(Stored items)
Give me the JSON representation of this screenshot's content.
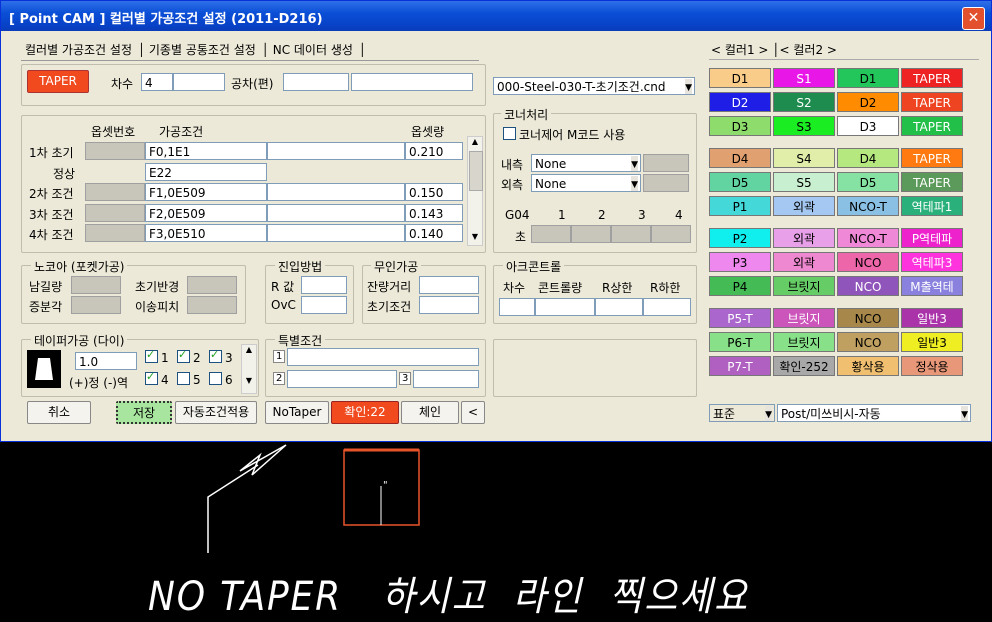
{
  "window": {
    "title": "[ Point CAM ]  컬러별 가공조건 설정  (2011-D216)",
    "close_glyph": "✕"
  },
  "tabs": [
    "컬러별 가공조건 설정",
    "기종별 공통조건 설정",
    "NC 데이터 생성"
  ],
  "top": {
    "taper_button": "TAPER",
    "order_label": "차수",
    "order_value": "4",
    "tolerance_label": "공차(편)",
    "condition_file": "000-Steel-030-T-초기조건.cnd"
  },
  "conditions": {
    "headers": {
      "offset_no": "옵셋번호",
      "condition": "가공조건",
      "offset": "옵셋량"
    },
    "rows": [
      {
        "label": "1차 초기",
        "condition": "F0,1E1",
        "offset": "0.210"
      },
      {
        "label": "정상",
        "condition": "E22",
        "offset": ""
      },
      {
        "label": "2차 조건",
        "condition": "F1,0E509",
        "offset": "0.150"
      },
      {
        "label": "3차 조건",
        "condition": "F2,0E509",
        "offset": "0.143"
      },
      {
        "label": "4차 조건",
        "condition": "F3,0E510",
        "offset": "0.140"
      }
    ]
  },
  "corner": {
    "title": "코너처리",
    "mcode_label": "코너제어 M코드 사용",
    "inner_label": "내측",
    "inner_value": "None",
    "outer_label": "외측",
    "outer_value": "None",
    "g04_label": "G04",
    "sec_label": "초",
    "cols": [
      "1",
      "2",
      "3",
      "4"
    ]
  },
  "nozzle": {
    "title": "노코아 (포켓가공)",
    "remain_angle": "남길량",
    "init_radius": "초기반경",
    "incr_angle": "증분각",
    "move_pitch": "이송피치"
  },
  "approach": {
    "title": "진입방법",
    "r_value": "R 값",
    "ovc": "OvC"
  },
  "unmanned": {
    "title": "무인가공",
    "remain_dist": "잔량거리",
    "init_cond": "초기조건"
  },
  "arc": {
    "title": "아크콘트롤",
    "cols": [
      "차수",
      "콘트롤량",
      "R상한",
      "R하한"
    ]
  },
  "taper": {
    "title": "테이퍼가공 (다이)",
    "value": "1.0",
    "direction_label": "(+)정  (-)역",
    "checks": [
      {
        "label": "1",
        "on": true
      },
      {
        "label": "2",
        "on": true
      },
      {
        "label": "3",
        "on": true
      },
      {
        "label": "4",
        "on": true
      },
      {
        "label": "5",
        "on": false
      },
      {
        "label": "6",
        "on": false
      }
    ]
  },
  "special": {
    "title": "특별조건",
    "nums": [
      "1",
      "2",
      "3"
    ]
  },
  "buttons": {
    "cancel": "취소",
    "save": "저장",
    "auto_apply": "자동조건적용",
    "no_taper": "NoTaper",
    "confirm": "확인:22",
    "chain": "체인",
    "back": "<"
  },
  "color_tabs": [
    "< 컬러1 >",
    "< 컬러2 >"
  ],
  "palette": [
    [
      {
        "t": "D1",
        "bg": "#f9cc8a"
      },
      {
        "t": "S1",
        "bg": "#e817e8"
      },
      {
        "t": "D1",
        "bg": "#22c65a"
      },
      {
        "t": "TAPER",
        "bg": "#ee2222"
      }
    ],
    [
      {
        "t": "D2",
        "bg": "#1e1ee6"
      },
      {
        "t": "S2",
        "bg": "#1e8c4e"
      },
      {
        "t": "D2",
        "bg": "#ff8c00"
      },
      {
        "t": "TAPER",
        "bg": "#ee4422"
      }
    ],
    [
      {
        "t": "D3",
        "bg": "#8edc6b"
      },
      {
        "t": "S3",
        "bg": "#1aee22"
      },
      {
        "t": "D3",
        "bg": "#ffffff"
      },
      {
        "t": "TAPER",
        "bg": "#22c048"
      }
    ],
    [
      {
        "t": "D4",
        "bg": "#e0a070"
      },
      {
        "t": "S4",
        "bg": "#e0eeaa"
      },
      {
        "t": "D4",
        "bg": "#b6e880"
      },
      {
        "t": "TAPER",
        "bg": "#ff7a10"
      }
    ],
    [
      {
        "t": "D5",
        "bg": "#62d4a2"
      },
      {
        "t": "S5",
        "bg": "#c8f0d0"
      },
      {
        "t": "D5",
        "bg": "#86e2a2"
      },
      {
        "t": "TAPER",
        "bg": "#5b9a5a"
      }
    ],
    [
      {
        "t": "P1",
        "bg": "#44d8d8"
      },
      {
        "t": "외곽",
        "bg": "#a4c8f2"
      },
      {
        "t": "NCO-T",
        "bg": "#8ac0e4"
      },
      {
        "t": "역테파1",
        "bg": "#2ab07a"
      }
    ],
    [
      {
        "t": "P2",
        "bg": "#11eeee"
      },
      {
        "t": "외곽",
        "bg": "#e8a0e8"
      },
      {
        "t": "NCO-T",
        "bg": "#f088d8"
      },
      {
        "t": "P역테파",
        "bg": "#ee22cc"
      }
    ],
    [
      {
        "t": "P3",
        "bg": "#ee88ee"
      },
      {
        "t": "외곽",
        "bg": "#ee88d0"
      },
      {
        "t": "NCO",
        "bg": "#ee66aa"
      },
      {
        "t": "역테파3",
        "bg": "#ff33dd"
      }
    ],
    [
      {
        "t": "P4",
        "bg": "#44bb55"
      },
      {
        "t": "브릿지",
        "bg": "#66cc66"
      },
      {
        "t": "NCO",
        "bg": "#9055bb"
      },
      {
        "t": "M출역테",
        "bg": "#8a80dd"
      }
    ],
    [
      {
        "t": "P5-T",
        "bg": "#aa66cc"
      },
      {
        "t": "브릿지",
        "bg": "#cc55bb"
      },
      {
        "t": "NCO",
        "bg": "#a8884a"
      },
      {
        "t": "일반3",
        "bg": "#aa33aa"
      }
    ],
    [
      {
        "t": "P6-T",
        "bg": "#88e088"
      },
      {
        "t": "브릿지",
        "bg": "#88e088"
      },
      {
        "t": "NCO",
        "bg": "#c0a060"
      },
      {
        "t": "일반3",
        "bg": "#eeee22"
      }
    ],
    [
      {
        "t": "P7-T",
        "bg": "#b060c0"
      },
      {
        "t": "확인-252",
        "bg": "#a8a8a8"
      },
      {
        "t": "황삭용",
        "bg": "#f0c070"
      },
      {
        "t": "정삭용",
        "bg": "#e89878"
      }
    ]
  ],
  "bottom_right": {
    "mode": "표준",
    "post": "Post/미쓰비시-자동"
  },
  "cad_note": "NO TAPER   하시고  라인  찍으세요"
}
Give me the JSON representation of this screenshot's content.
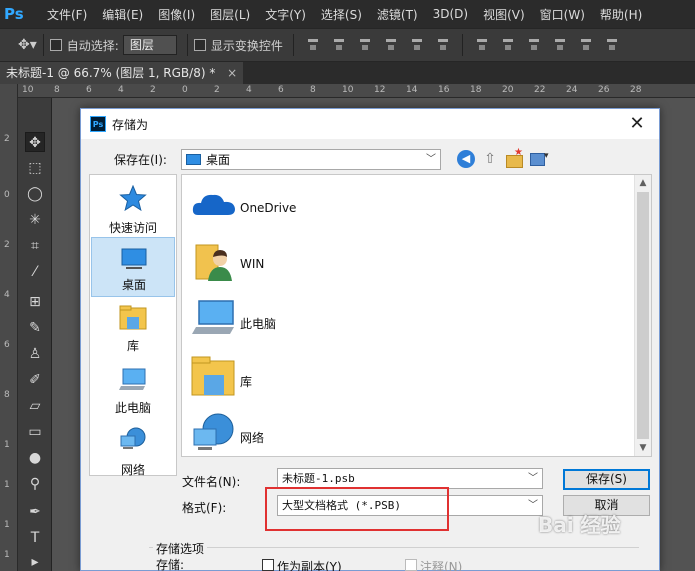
{
  "app": {
    "logo": "Ps",
    "menu": [
      "文件(F)",
      "编辑(E)",
      "图像(I)",
      "图层(L)",
      "文字(Y)",
      "选择(S)",
      "滤镜(T)",
      "3D(D)",
      "视图(V)",
      "窗口(W)",
      "帮助(H)"
    ],
    "options": {
      "auto_select_label": "自动选择:",
      "auto_select_value": "图层",
      "show_transform_label": "显示变换控件"
    },
    "doc_tab": {
      "title": "未标题-1 @ 66.7% (图层 1, RGB/8) *",
      "close": "×"
    },
    "ruler_h": [
      "10",
      "8",
      "6",
      "4",
      "2",
      "0",
      "2",
      "4",
      "6",
      "8",
      "10",
      "12",
      "14",
      "16",
      "18",
      "20",
      "22",
      "24",
      "26",
      "28"
    ],
    "ruler_v": [
      "2",
      "0",
      "2",
      "4",
      "6",
      "8",
      "1",
      "1",
      "1",
      "1"
    ]
  },
  "dialog": {
    "title": "存储为",
    "close": "✕",
    "save_in_label": "保存在(I):",
    "save_in_value": "桌面",
    "places": [
      {
        "label": "快速访问",
        "icon": "star-icon"
      },
      {
        "label": "桌面",
        "icon": "desktop-icon"
      },
      {
        "label": "库",
        "icon": "library-icon"
      },
      {
        "label": "此电脑",
        "icon": "computer-icon"
      },
      {
        "label": "网络",
        "icon": "network-icon"
      }
    ],
    "files": [
      {
        "label": "OneDrive",
        "icon": "cloud-icon"
      },
      {
        "label": "WIN",
        "icon": "user-folder-icon"
      },
      {
        "label": "此电脑",
        "icon": "computer-icon"
      },
      {
        "label": "库",
        "icon": "library-icon"
      },
      {
        "label": "网络",
        "icon": "network-icon"
      }
    ],
    "filename_label": "文件名(N):",
    "filename_value": "未标题-1.psb",
    "format_label": "格式(F):",
    "format_value": "大型文档格式 (*.PSB)",
    "save_button": "保存(S)",
    "cancel_button": "取消",
    "save_options_title": "存储选项",
    "save_options_save_label": "存储:",
    "as_copy_label": "作为副本(Y)",
    "notes_label": "注释(N)"
  },
  "watermark": "Bai 经验",
  "colors": {
    "highlight": "#e03131",
    "ps_blue": "#31a8ff",
    "selection": "#cce4f7"
  }
}
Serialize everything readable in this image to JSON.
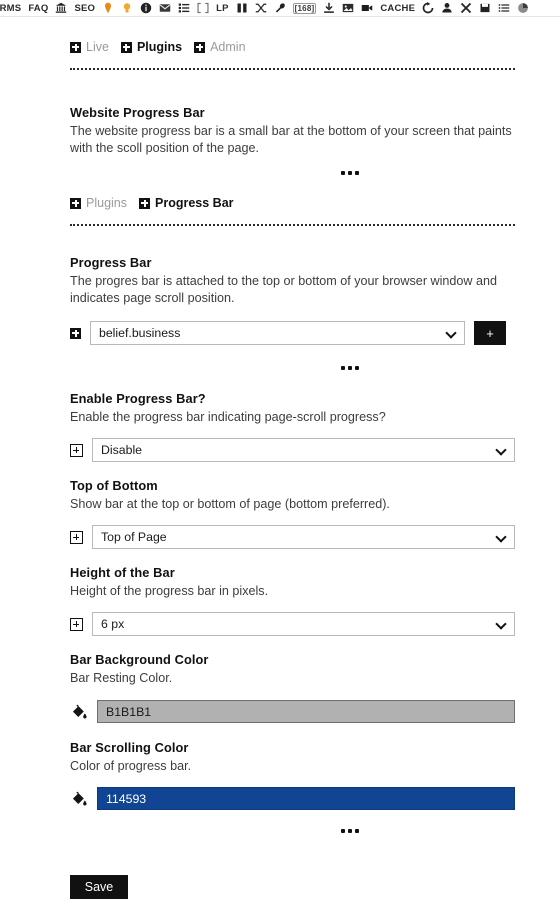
{
  "toolbar": {
    "items": [
      {
        "type": "text",
        "label": "ORMS",
        "name": "toolbar-forms"
      },
      {
        "type": "text",
        "label": "FAQ",
        "name": "toolbar-faq"
      },
      {
        "type": "icon",
        "label": "bank-icon",
        "name": "bank-icon"
      },
      {
        "type": "text",
        "label": "SEO",
        "name": "toolbar-seo"
      },
      {
        "type": "icon",
        "label": "map-pin-icon",
        "name": "map-pin-icon"
      },
      {
        "type": "icon",
        "label": "lightbulb-icon",
        "name": "lightbulb-icon"
      },
      {
        "type": "icon",
        "label": "info-circle-icon",
        "name": "info-circle-icon"
      },
      {
        "type": "icon",
        "label": "mail-icon",
        "name": "mail-icon"
      },
      {
        "type": "icon",
        "label": "list-icon",
        "name": "list-icon"
      },
      {
        "type": "icon",
        "label": "brackets-icon",
        "name": "brackets-icon"
      },
      {
        "type": "text",
        "label": "LP",
        "name": "toolbar-lp"
      },
      {
        "type": "icon",
        "label": "columns-icon",
        "name": "columns-icon"
      },
      {
        "type": "icon",
        "label": "shuffle-icon",
        "name": "shuffle-icon"
      },
      {
        "type": "icon",
        "label": "wrench-icon",
        "name": "wrench-icon"
      },
      {
        "type": "badge",
        "label": "[168]",
        "name": "count-badge"
      },
      {
        "type": "icon",
        "label": "download-icon",
        "name": "download-icon"
      },
      {
        "type": "icon",
        "label": "image-icon",
        "name": "image-icon"
      },
      {
        "type": "icon",
        "label": "video-icon",
        "name": "video-icon"
      },
      {
        "type": "text",
        "label": "CACHE",
        "name": "toolbar-cache"
      },
      {
        "type": "icon",
        "label": "refresh-icon",
        "name": "refresh-icon"
      },
      {
        "type": "icon",
        "label": "user-icon",
        "name": "user-icon"
      },
      {
        "type": "icon",
        "label": "close-icon",
        "name": "close-icon"
      },
      {
        "type": "icon",
        "label": "square-icon",
        "name": "square-icon"
      },
      {
        "type": "icon",
        "label": "checklist-icon",
        "name": "checklist-icon"
      },
      {
        "type": "icon",
        "label": "pie-icon",
        "name": "pie-icon"
      }
    ]
  },
  "breadcrumb_top": {
    "items": [
      {
        "label": "Live",
        "active": false
      },
      {
        "label": "Plugins",
        "active": true
      },
      {
        "label": "Admin",
        "active": false
      }
    ]
  },
  "intro": {
    "title": "Website Progress Bar",
    "description": "The website progress bar is a small bar at the bottom of your screen that paints with the scoll position of the page."
  },
  "breadcrumb_second": {
    "items": [
      {
        "label": "Plugins",
        "active": false
      },
      {
        "label": "Progress Bar",
        "active": true
      }
    ]
  },
  "sections": {
    "progress_bar": {
      "title": "Progress Bar",
      "description": "The progres bar is attached to the top or bottom of your browser window and indicates page scroll position.",
      "selected": "belief.business",
      "add_button": "+"
    },
    "enable": {
      "title": "Enable Progress Bar?",
      "description": "Enable the progress bar indicating page-scroll progress?",
      "selected": "Disable"
    },
    "position": {
      "title": "Top of Bottom",
      "description": "Show bar at the top or bottom of page (bottom preferred).",
      "selected": "Top of Page"
    },
    "height": {
      "title": "Height of the Bar",
      "description": "Height of the progress bar in pixels.",
      "selected": "6 px"
    },
    "bg_color": {
      "title": "Bar Background Color",
      "description": "Bar Resting Color.",
      "value": "B1B1B1",
      "swatch": "#b1b1b1",
      "text_color": "#1a1a1a"
    },
    "scroll_color": {
      "title": "Bar Scrolling Color",
      "description": "Color of progress bar.",
      "value": "114593",
      "swatch": "#114593",
      "text_color": "#ffffff"
    }
  },
  "footer": {
    "save_label": "Save"
  }
}
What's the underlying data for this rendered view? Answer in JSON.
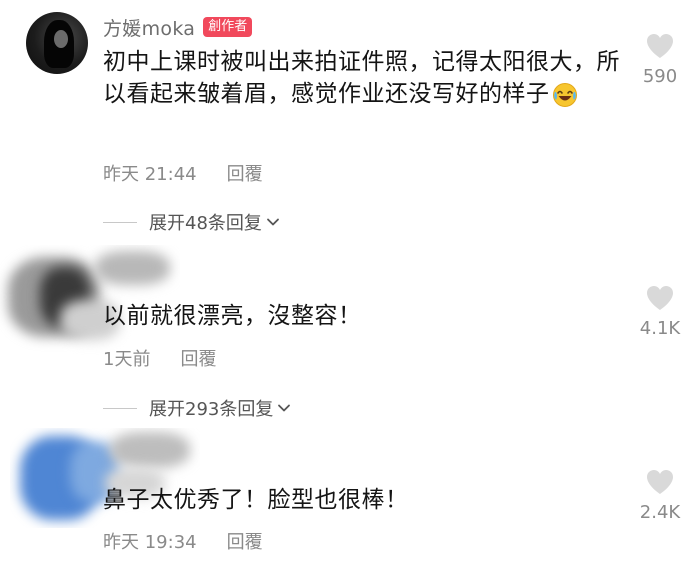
{
  "comments": [
    {
      "author": "方媛moka",
      "badge": "創作者",
      "text": "初中上课时被叫出来拍证件照，记得太阳很大，所以看起来皱着眉，感觉作业还没写好的样子",
      "emoji": "laughing-tears-emoji",
      "time": "昨天 21:44",
      "reply_label": "回覆",
      "likes": "590",
      "expand_label": "展开48条回复"
    },
    {
      "text": "以前就很漂亮，沒整容！",
      "time": "1天前",
      "reply_label": "回覆",
      "likes": "4.1K",
      "expand_label": "展开293条回复"
    },
    {
      "text": "鼻子太优秀了！脸型也很棒！",
      "time": "昨天 19:34",
      "reply_label": "回覆",
      "likes": "2.4K"
    }
  ],
  "icons": {
    "like": "heart-icon",
    "expand": "chevron-down-icon"
  },
  "colors": {
    "badge_bg": "#f1495c",
    "meta_text": "#8a8a8a",
    "heart": "#d9d9d9"
  }
}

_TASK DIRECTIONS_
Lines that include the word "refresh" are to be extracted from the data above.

_RESULT OF THIS EXERCISE_
        "label": "refresh-icon",
        "name": "refresh-icon"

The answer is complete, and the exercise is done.